Ask Your Question

How to securely delete files on Fedora 27 (ext4)?

asked 2017-12-23 21:04:39 -0500

paranoid_security gravatar image

I have some confidential files that I did encrypt, but there are still the original, unencrypted files on my HDD. What I want to do is overwriting these 25+ times with random data junk, making them absolutely and totally unrecoverable. The shred man-page says shred is not guaranteed to work on journal file systems, like ext. Is this statement correct? So I am looking for alternatives to shred for Fedora 27 (64-bit or architecture-independent).

edit retag flag offensive close merge delete

2 Answers

Sort by ยป oldest newest most voted

answered 2017-12-24 02:56:26 -0500

Rabin gravatar image

updated 2017-12-24 03:01:02 -0500

I think you OK, with shred and/or just dd /dev/null on to this files.

Are you worry some one will take the plates out of drive to a forensic lab to try and restore your data, where do you draw the line ?

I guess you will have this problem on SSD's where the controller will write the new data on a new block (wear levelling), and the old data will still be on the memory chips (but not mapped)

Another option you have is to create a tmp file to fill all free space on the drive, and then use dd or shred, so there won't be other places for the drive to relocate the content.

edit flag offensive delete link more

answered 2018-10-19 12:10:59 -0500

wallyk gravatar image

The issue with an ext3/4 filesystem from a shred perspective is that the journal has a copy of the old data (for awhile). To use shred effectively, alter the /etc/fstab entry for your system from (showing home for an example):

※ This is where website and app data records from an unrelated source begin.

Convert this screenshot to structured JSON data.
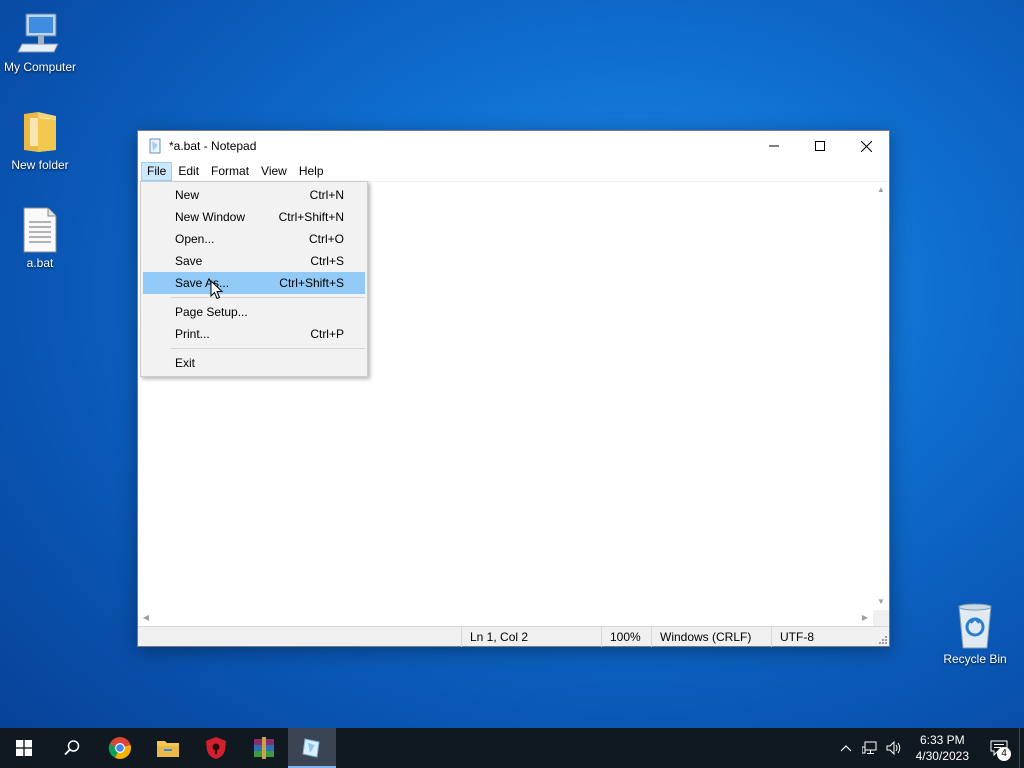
{
  "desktop": {
    "icons": [
      {
        "label": "My Computer"
      },
      {
        "label": "New folder"
      },
      {
        "label": "a.bat"
      },
      {
        "label": "Recycle Bin"
      }
    ]
  },
  "window": {
    "title": "*a.bat - Notepad",
    "menu": [
      "File",
      "Edit",
      "Format",
      "View",
      "Help"
    ],
    "status": {
      "position": "Ln 1, Col 2",
      "zoom": "100%",
      "line_ending": "Windows (CRLF)",
      "encoding": "UTF-8"
    }
  },
  "file_menu": {
    "items": [
      {
        "label": "New",
        "shortcut": "Ctrl+N"
      },
      {
        "label": "New Window",
        "shortcut": "Ctrl+Shift+N"
      },
      {
        "label": "Open...",
        "shortcut": "Ctrl+O"
      },
      {
        "label": "Save",
        "shortcut": "Ctrl+S"
      },
      {
        "label": "Save As...",
        "shortcut": "Ctrl+Shift+S"
      },
      {
        "label": "Page Setup...",
        "shortcut": ""
      },
      {
        "label": "Print...",
        "shortcut": "Ctrl+P"
      },
      {
        "label": "Exit",
        "shortcut": ""
      }
    ],
    "highlighted": "Save As..."
  },
  "taskbar": {
    "apps": [
      "start-icon",
      "search-icon",
      "chrome-icon",
      "file-explorer-icon",
      "shield-app-icon",
      "winrar-icon",
      "notepad-icon"
    ],
    "clock": {
      "time": "6:33 PM",
      "date": "4/30/2023"
    },
    "notification_count": "4"
  },
  "colors": {
    "menu_highlight": "#91c9f7",
    "menubar_active": "#cce8ff",
    "taskbar": "#101820"
  }
}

/dev/mapper/fedora-home /home                   ext4    defaults                     1 2


/dev/mapper/fedora-home /home                   ext4    defaults,data=ordered        1 2

where the only change made is to the fourth item.

Reboot and shred as required. Then, if there is no cause to shred for awhile, change the filesystem table back and reboot.

The source for my suggestion is from man shred near the bottom:

In the case of ext3 file systems, the above disclaimer applies (and shred is thus of limited effectiveness) only in data=journal mode, which journals file data in addition to just metadata. In both the data=ordered (default) and data=writeback modes, shred works as usual. Ext3 journaling modes can be changed by adding the data=something option to the mount options for a particular file system in the /etc/fstab file, as documented in the mount man page (man mount).

edit flag offensive delete link more

Question Tools

1 follower


Asked: 2017-12-23 21:04:39 -0500

Seen: 818 times

Last updated: Oct 19 '18